So yes, I think it’s pretty safe to say that I never enjoyed weight training. The only good part was doing it with my teammates. We would help each other get through the reps by catching up on gossip. Yeah, that’s right, we talked about boys while we bench pressed. Some of the best talks I’ve had with my teammates happened in the weight room  while lugging barbells.

Without my team and a season to train for, I figured that I had no reason to continue lifting once I arrived at university. I signed up for an intramural soccer team that plays once a week and figured that would be all I’d feel up for. I don’t know what I thought; I guess that  I’d be busy studying and partying. I didn’t think I’d miss soccer practice four and five times a week, and I certainly didn’t think I’d miss the weight room.

I was wrong.

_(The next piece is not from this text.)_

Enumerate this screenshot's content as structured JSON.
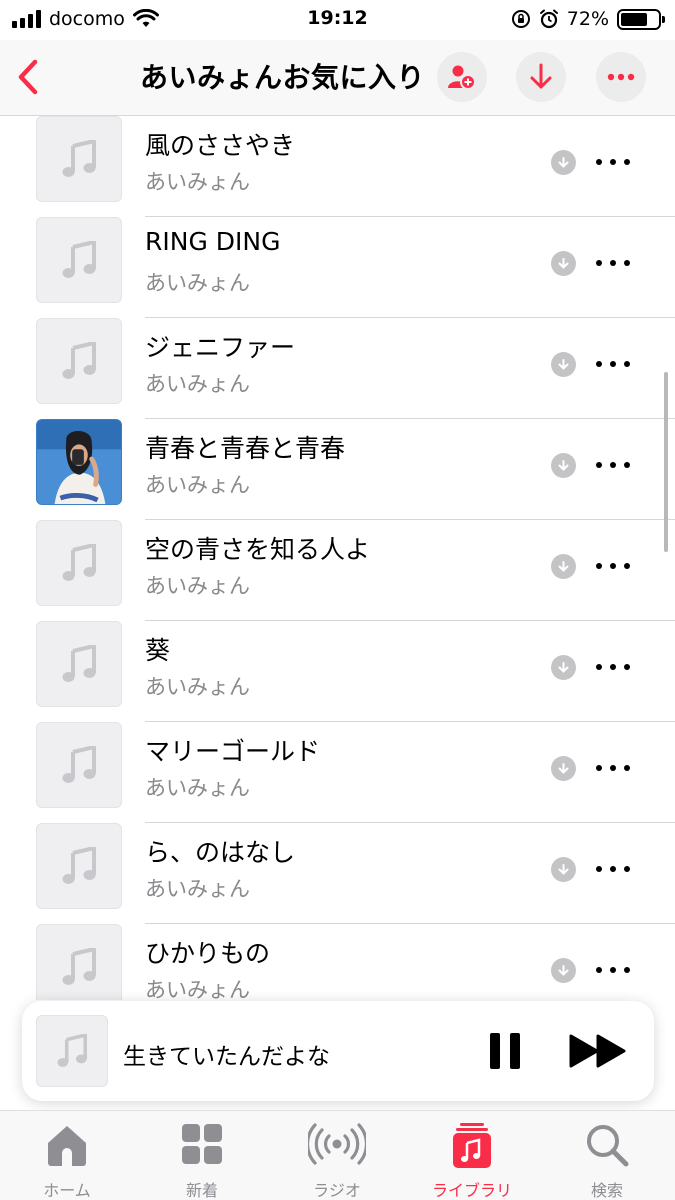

For the last few weeks I’ve been wondering why my sleep cycle is so screwed up. In the first month of school I stayed up late a lot partying, and the month after that was midterms so then I was staying up studying. So it wasn’t until November that I realized that I actually can’t go to sleep before 2am even if I want to. I guess this is partially just a habit now, but I also realized that when I go to bed at night I still have so much energy left. I mean, really all I do in a day is sit in class, eat, and then sit some more in my dorm room studying. Sometimes I switch it up and also go to debate club and sit there. It’s no wonder I can’t sleep.

That’s why I decided to go to the gym today. Just to run, I told myself. It’s too cold to run outside, so I’ll use a treadmill at the gym on campus.

Except the thing is that old habits die hard. Even though I’m really out of shape, I couldn’t just jog on the treadmill. I kept upping my speed and my incline to keep myself challenged. I wasn’t content, it seemed, until my legs and my lungs were both burning. Then (and this is where it gets stranger) I strolled over to the free weights and started doing lunges. I have no idea why. I don’t train on a competitive soccer team anymore. There is no logical reason at all for me to need leg muscles the size of bowling balls just to sit around and write history papers and econ assignments. The treadmill made sense; cardio is important for healthy living and whatever. Weights, however, are just pointless pain.

The only explaination isn’t really a logical one. As far as I can tell all this shows is that working out, pushing my body, putting myself through pain, are all hardwired into my psyche. I don’t know if I was born like this or if was something trained into me over that thirteen years, but I do know that it’s a part of myself that I can’t get away with ignoring anymore. I guess I’ll have to add “gym rat” to strange hodgepodge of labels that seem to make me who I am.